A. S. K. Nash Latkje, a character from Genso Suikogaidejkkn Vol.1 and Suikoden III Ellie Nash, a character from Degrassi: The Next Generation Russell Nash, a character in the film Highlander Nash, a roadside diner waitress from the 1986 film The Hitcher Harrison "Nash" Wells, a character from The Flash NASH, former name of the Spanish boy band D'NASH Nash, an American country music media brand owned by Cumulus Media Nash, a 1978–1979 outdoor work by Lee Kelly in Portland, Oregon, US Hex or Nash, a board game played on hexagonal tiles Frazer Nash, manufactured by Frazer-Nash Limited called AFN Limited Nash Metropolitan Nash-Healey Frazer-Nash Research, an electric and hybrid vehicle company Nash Ambassador Nash Kelvinator Nash Motors Nash & Thompson, an aircraft equipment manufacturer Nash Format, a publishing house based in Kiev, Ukraine Nash bargaining game, two-person bargaining problem studies Nash embedding theorem Nash equilibrium Non-alcoholic steatohepatitis, a liver disease Sodium hydrosulfide Nash North Allegheny Senior High, a high school in Wexford, Pennsylvania, US Gnash Justice Nash

Aamjiwnaang First Nation

The Aamjiwnaang First Nation is an Ojibwe First Nation band government in southwestern Ontario, Canada. They reside on the Sarnia 45 Indian Reserve, located on the shores of the St. Clair River directly south of Sarnia across from the United States border from Port Huron, Michigan; the name Aamjiwnaang, or more vocalised as Aamijiwanaang, means "at the spawning stream." The Aamjiwnaang community has expressed concern regarding its proximity to petrochemical and chemical plants in the area, as birth rates of their people have been documented by the American journal Environmental Health Perspectives as deviating from the normal ratio of close to 50% boys, 50% girls. The ratio as found between 1999 and 2003 by the journal was 33% boys, 67% girls; the First Nation is concerned that this abnormal trend is due to adverse effects of maternal and fetal exposure to the effluent and emissions of the nearby chemical plants. This is the first community in the world to have a birth rate of two girls to every boy.

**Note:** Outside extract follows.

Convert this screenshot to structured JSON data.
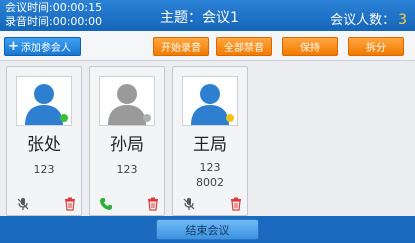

Joanne Rogers - current Chief Fred Plain - former president of the Union of Ontario Indians David D. Plain - author of the book Plain, D. D.. The Plains of Aamjiwnaang: our history. Victoria, BC: Trafford Chippewas of Sarnia Band v. Canada Environmental impact of the chemical industry in Sarnia Environmental justice Environmental racism Environmental racism in Europe Cancer Alley Uranium mining and the Navajo people Aamjiwnaang First Nation - Home 2001 Community Profiles for Sarnia 45 from Statistics Canada Aboriginal Affairs and Northern Development Canada profile